Last summer I led a group to Ireland on a Faith Passage tour. The Emerald Island is breathtaking. One day we drove to the furthest point west on the Dingle Peninsula. There, the wind-swept blue sea crashes on rocky cliffs. It is harsh and cold; vast and beautiful. We were at the end of the world, or at least the end of Patrick’s world of the 4th Century.
He had been kidnapped by slave traders (in Britain) and sent to Ireland to work as a slave. God only knows what that life was like. In his Confession, he speaks of the harsh weather and constant hunger. Yet, this hardship brought him to reconsider the faith of his parents and his own sins and the need for a Savior. He writes in his Confession,
“the Lord opened my mind to an awareness of my unbelief, in order that, even so late, I might remember my transgressions and turn with all my heart to the Lord my God, who had regard for my insignificance and pitied my youth and ignorance.”
And then, echoing Psalm 139 he wrote,
“God watched over me before I knew him, and before I learned sense or even distinguish between good and evil… He protected me.”
Patrick Fulfills the Great Commission
Most people in the Roman world had written off the island as one of the least inhabitable portions of the earth. In the winter I’m sure I’d agree. Much of the northern island is rocky and rugged. They have had severe famines here in their recent past. But on Dingle Island, I came to see that this was the end of the world beyond which no one was living.

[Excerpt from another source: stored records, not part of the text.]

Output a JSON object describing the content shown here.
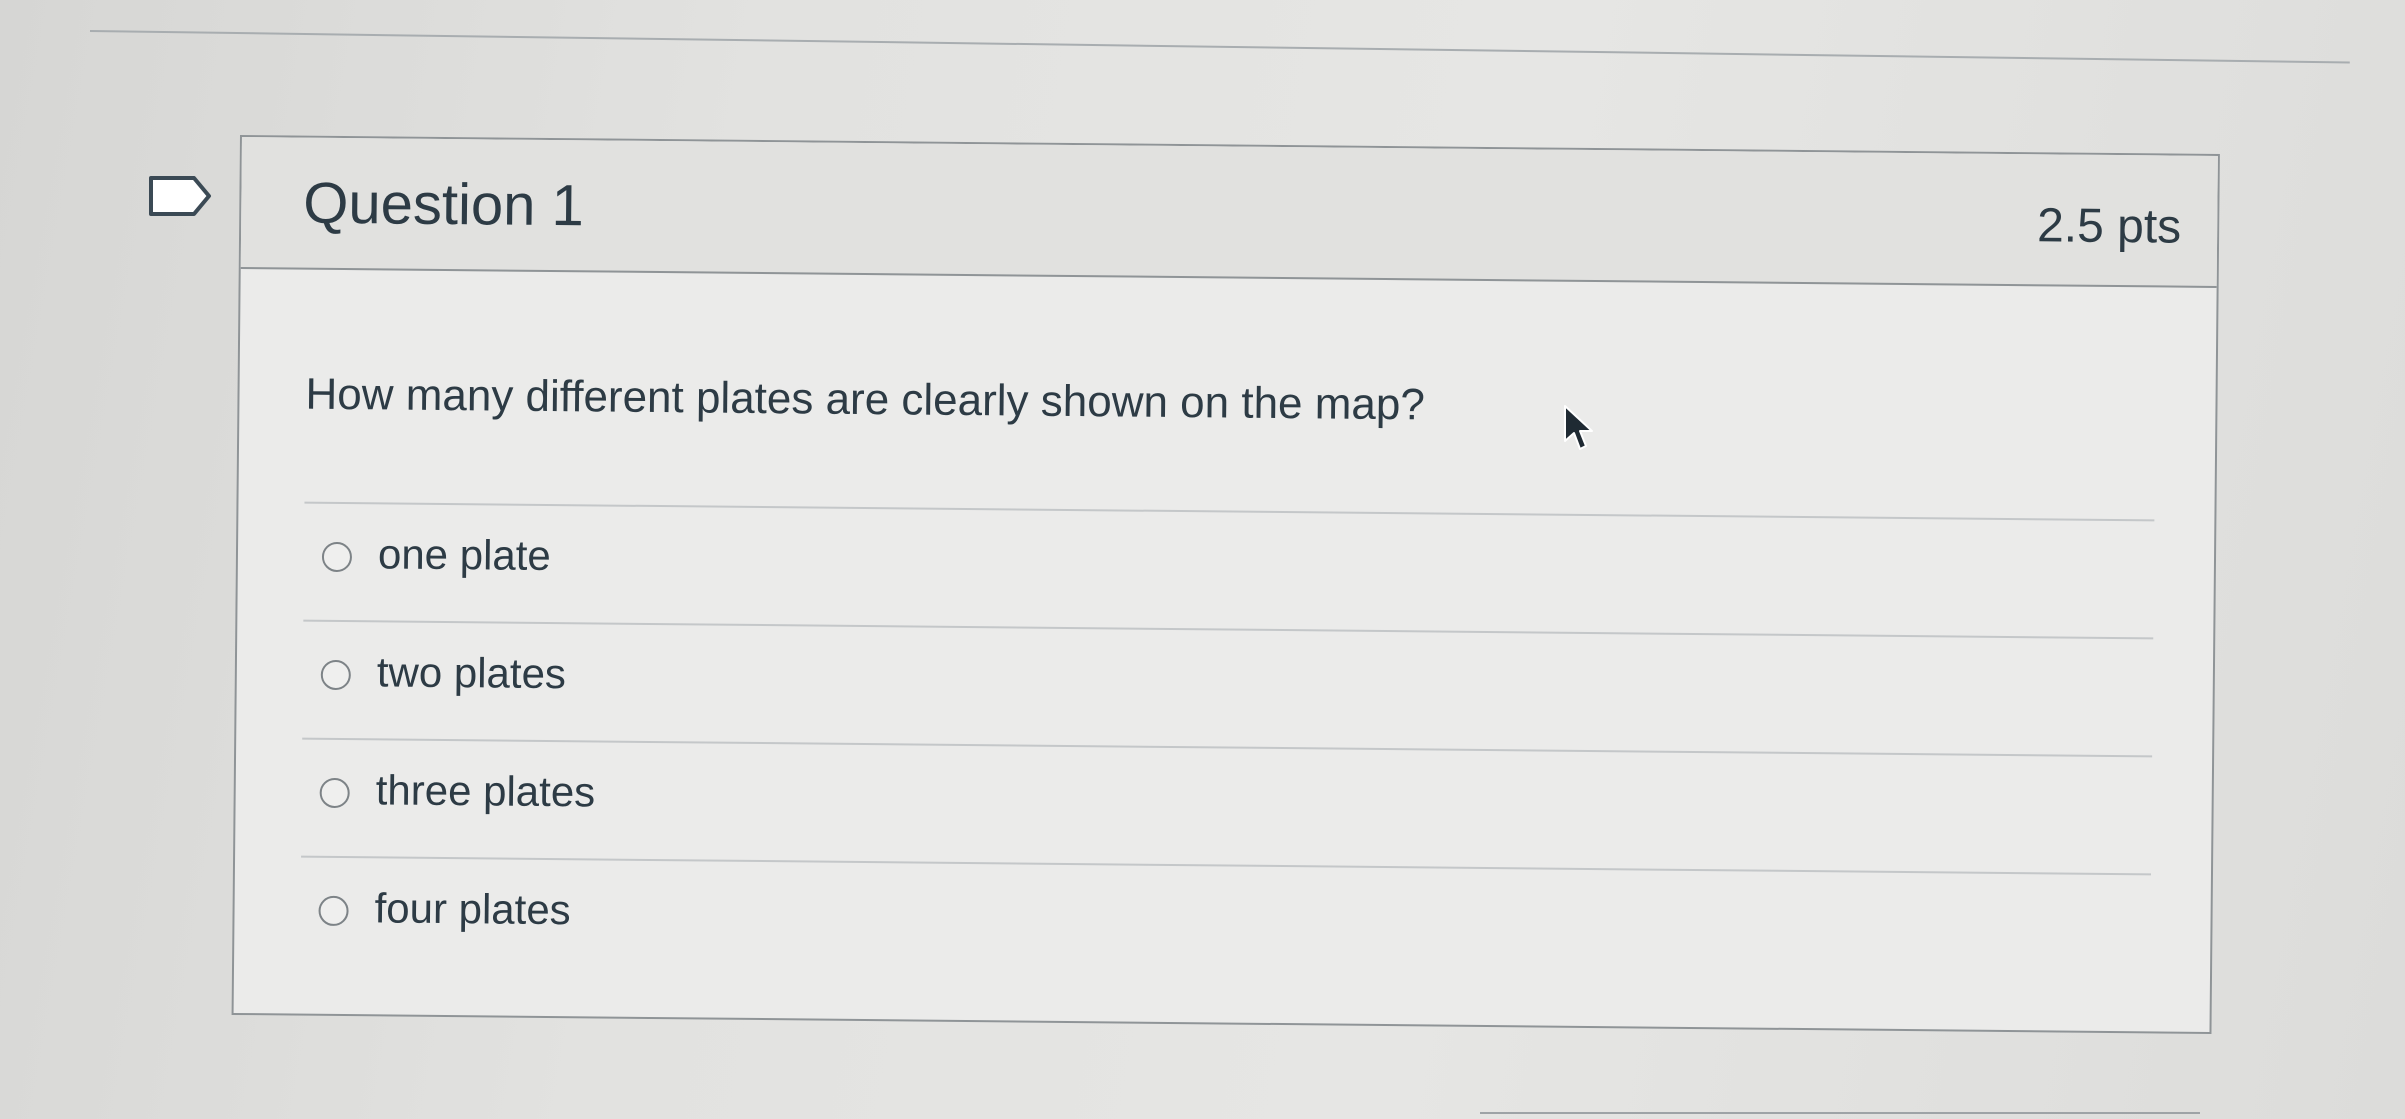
{
  "question": {
    "title": "Question 1",
    "points": "2.5 pts",
    "text": "How many different plates are clearly shown on the map?"
  },
  "answers": [
    {
      "label": "one plate",
      "selected": false
    },
    {
      "label": "two plates",
      "selected": false
    },
    {
      "label": "three plates",
      "selected": false
    },
    {
      "label": "four plates",
      "selected": false
    }
  ],
  "icons": {
    "bookmark": "bookmark-flag-icon",
    "cursor": "mouse-pointer-icon"
  },
  "colors": {
    "text": "#2d3b45",
    "border": "#8f9497",
    "header_bg": "#e1e1df",
    "body_bg": "#ebebea"
  }
}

Here is a quote from The Confessions (34): Look at us: we are witnesses that the gospel has been preached right out to where there is nobody else there!
Can any of us claim to have fulfilled the Great Commission?
Patrick believed the people who lived here…pagans, Druids, warlords, and slaver-traders…were worth saving because he had been saved. The next years of Patrick’s ministry saw the Christian conversion of well over 100,000 pagans and the establishment of over 300 churches. All this took place while the Roman Empire was collapsing. Indeed, from this seedbed of the Gospel, other missionaries carried the Gospel to England and Europe; and the Word of God advanced. Remarkably, when the Roman missionary Bishop Augustine arrived at Canterbury in 597AD, he found evidence of the church already there. The Gospel has already come there…from the end of the world…from the work of Patrick centuries before.
As glasses are raised and Patrick is praised for deeds either legendary or true, let’s remember the times he lived in and the impact of his obedience. Because of Christ’s work in his life, he didn’t hate the culture he was trying to reach. He loved the Gospel of Christ and that made him love the people of Ireland. The land is impressive enough. But it is impossible not to be impressed with Patrick…and what God did for him.
But God also did something through him.